Don’t forget to select your favorite films!
Tempting to pull a one liner from the film and turn it into a hot take:
"So what's the point of all this?"
"I thought there would be more!"
But this film can't help but stumble on interesting moments because, yes, they do seize us.
I like when Mason Jr. is with other people who are wiser than he is, even if the movie doesn't always seem to think so. Something great about the scene when he's confronted in…
Two things stand out to me about MLK Jr.--two of his emphases--that, when taken together, make for an especially provocative film in SELMA.
1. The idea of "presenting our very bodies" to make a case before the consciences of people.
2. "Creative tension" as the purpose of nonviolent protest.
Taken together, it's a frame that, for me, makes sense of a lot of choices that DuVernay makes. It also makes for effective narrative filmmaking.
Showed the film to students this week.
I've written quite a bit about The Tree of Life, but I have still often felt that I've not yet articulated why the film's so important to me on a more personal level.
In the middle of the film when Malick is drawing the obvious contrast between the mother and the father--between the way of grace and the way of nature--he concludes the mother's sequence of scenes with young Jack praying by his…
Maps. Paths. Trees. Faithfulness.
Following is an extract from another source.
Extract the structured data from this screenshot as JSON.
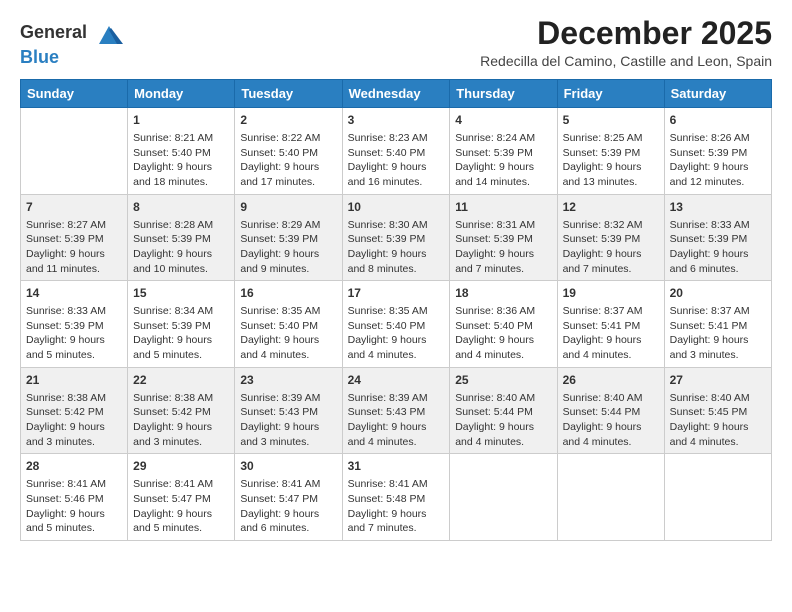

Post-Rolfe there are two shots in the film of Pocahontas sitting--almost fixtured--in a tree. The first takes place in the midst of a series of edits: wedding ring on finger, sky, Pocahontas in the tree's branches. She's had a branch break (Smith) but she's still reaching toward the light until: "Mother, now I know where you live."
It seems on the surface obvious to say so, but Bordwell emphasizes that the quickest way to get a…